Britain has dealt a blow to Israeli arrogance
The U.K. government is entirely justified in its anger over Israel's Dubai passports fraud.
British government ministers - Prime Minister Gordon Brown, Foreign Secretary David Miliband and Home Secretary Alan Johnson - landed a heavy blow on Israel Tuesday by expelling a diplomat from the Israeli embassy in London (who according to news reports was the head of the Mossad mission there). The minister condemned Israel and warned Britons of what may happen to their passports when they receive visas or encounter immigration officers. The move was coordinated with other countries - Germany, France, Ireland and possibly Australia - and may signal the start of an avalanche.
This is a blow to Israeli arrogance on all levels. First, the promise made by Shimon Peres to Geoffrey Howe in 1987 that British passports would no longer be used for Israeli intelligence operations was apparently no longer in effect. William Hague, the foreign secretary in the conservatives' shadow government who may replace Miliband in two months if David Cameron wins the elections, is the one who reminded parliament about Peres' promise to Howe.
Second, it shows the negligence of whoever planned the assassination of Hamas' Mahmoud al-Mabhouh by ignoring the fact that the Dubai authorities are sensitive about any damage to their hospitality. Also, the investigative authorities there are capable.
Finally, it appears that the perpetrators assumed that generous administrative assistance, albeit lacking in substance, to the agents of SOCA, Britain's Serious Organised Crime Agency, meant that there would be no repercussions.

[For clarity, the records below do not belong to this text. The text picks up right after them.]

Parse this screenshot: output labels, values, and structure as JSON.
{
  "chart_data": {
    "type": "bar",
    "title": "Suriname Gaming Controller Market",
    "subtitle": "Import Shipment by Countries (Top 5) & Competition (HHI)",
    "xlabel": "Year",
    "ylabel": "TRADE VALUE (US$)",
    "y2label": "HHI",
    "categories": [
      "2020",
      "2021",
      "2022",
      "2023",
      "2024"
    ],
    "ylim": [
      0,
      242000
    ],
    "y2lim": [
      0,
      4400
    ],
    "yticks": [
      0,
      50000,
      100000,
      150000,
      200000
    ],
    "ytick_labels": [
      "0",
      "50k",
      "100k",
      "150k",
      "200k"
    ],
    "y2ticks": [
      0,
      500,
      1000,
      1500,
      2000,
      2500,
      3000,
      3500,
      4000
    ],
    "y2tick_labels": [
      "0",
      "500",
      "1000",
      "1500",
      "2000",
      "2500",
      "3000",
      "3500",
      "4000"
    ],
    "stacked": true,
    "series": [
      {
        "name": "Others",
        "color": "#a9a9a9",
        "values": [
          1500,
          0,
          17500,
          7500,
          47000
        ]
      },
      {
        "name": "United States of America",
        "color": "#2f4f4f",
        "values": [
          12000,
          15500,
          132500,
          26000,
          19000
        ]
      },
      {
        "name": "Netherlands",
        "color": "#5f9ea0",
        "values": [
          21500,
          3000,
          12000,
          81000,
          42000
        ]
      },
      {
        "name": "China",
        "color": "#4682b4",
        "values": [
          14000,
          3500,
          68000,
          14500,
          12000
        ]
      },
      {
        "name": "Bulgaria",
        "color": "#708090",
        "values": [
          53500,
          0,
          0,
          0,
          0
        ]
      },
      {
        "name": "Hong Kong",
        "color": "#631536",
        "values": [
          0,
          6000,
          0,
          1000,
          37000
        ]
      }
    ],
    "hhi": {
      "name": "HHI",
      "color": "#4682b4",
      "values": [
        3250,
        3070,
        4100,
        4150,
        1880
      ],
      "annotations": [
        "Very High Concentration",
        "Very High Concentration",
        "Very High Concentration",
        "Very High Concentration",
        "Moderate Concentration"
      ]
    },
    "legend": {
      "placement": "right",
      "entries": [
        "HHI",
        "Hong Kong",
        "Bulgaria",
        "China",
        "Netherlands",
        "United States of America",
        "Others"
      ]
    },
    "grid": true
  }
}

The close and intense intelligence cooperation between Israel and Britain in the war against Islamist terrorism only exacerbated and justified British anger at Israel for using British passports as if they were its own. By doing this, Israel also threatened to incriminate Britain as a silent partner in its activities.
A British agent using an Israeli passport to track down an IRA cell would not meet with much Israeli sympathy. The massive use of borrowed identities of citizens of a foreign country is no different, in principle, than a plane entering that country's air space without permission.
Miliband's announcement in parliament offered a glimpse into British decision-making and exposed the serious shortcomings in the way things are done in Israel. The three ministers are responsible for the security and defense services. The Secret Intelligence Service, SIS, also known as MI6, is answerable to the foreign secretary and must coordinate with him or with his top deputies operations that may affect foreign affairs.
The Security Service, the MI5, answers to the home secretary, as do the police. The prime minister has overall responsibility, and his office also helps coordinate intelligence.
In the British way of doing things, were a mishap to happen in an MI6 operation (the parallel to the Mossad), the expectation would be that the foreign secretary would resign. A similar step by the home secretary would be expected if there were a problem at MI5, the parallel to the Shin Bet, or at the police.
In the political culture of the United States, for example, the expectation is for a senior official to resign. President John F. Kennedy highlighted the difference between London and Washington when he asked the head of the CIA, Allen Dulles, to resign after the agency's failure at the Bay of Pigs in 1961. Dulles was then in his eighth year on the job, just as Mossad head Meir Dagan is now.
Only in Israel is no one responsible, whether at the political or operational levels. The government is hesitant to push Dagan to resign; it doesn't want this to seem like an admission of the Mossad's involvement in Mabhouh's assassination. The minister charged with intelligence affairs, Dan Meridor, is not held in high regard. The artificial opposition, from the former Mossad employee Tzipi Livni to the head of the Knesset Foreign Affairs and Defense Committee, Tzachi Hanegbi, salutes and remains silent.
But there is no need to go into the troubling details: Overall responsibility lies with Netanyahu. He's the one who did not check things fully, did not weigh the risks and rewards, and eroded Israel's diplomatic standing around the world.
The Mossad mission in London, which works openly vis-a-vis its hosts in matters of foreign relations, has good results to show for its activities. The blow to the mission now, if indeed the person who heads the mission was expelled, will pass. But the Mossad and border control at Ben-Gurion International Airport are now infamous, and it will be hard to shake the stigma. The sole consolation to retired Mossad agents is that this did not occur on the watch of Dagan's predecessor, Ephraim Halevy, a London native.
Israel's ambassador to Britain, Ron Prosor, who was director general of the Foreign Ministry when Dagan was careful to update then foreign minister Silvan Shalom, knows a thing or two about the links between Mossad operations and the work of the Foreign Ministry. But even a person like Prosor, an artillery battalion commander in the reserves and a loyal figure in the security establishment, did not manage to break down the walls of the committee of service heads and restore the Foreign Ministry director general to his seat on that committee.
The person supremely responsible is the direct boss of the heads of the services - the prime minister. He must bear the responsibility. But have no fear: Netanyahu never took responsibility and does not intend to do so now.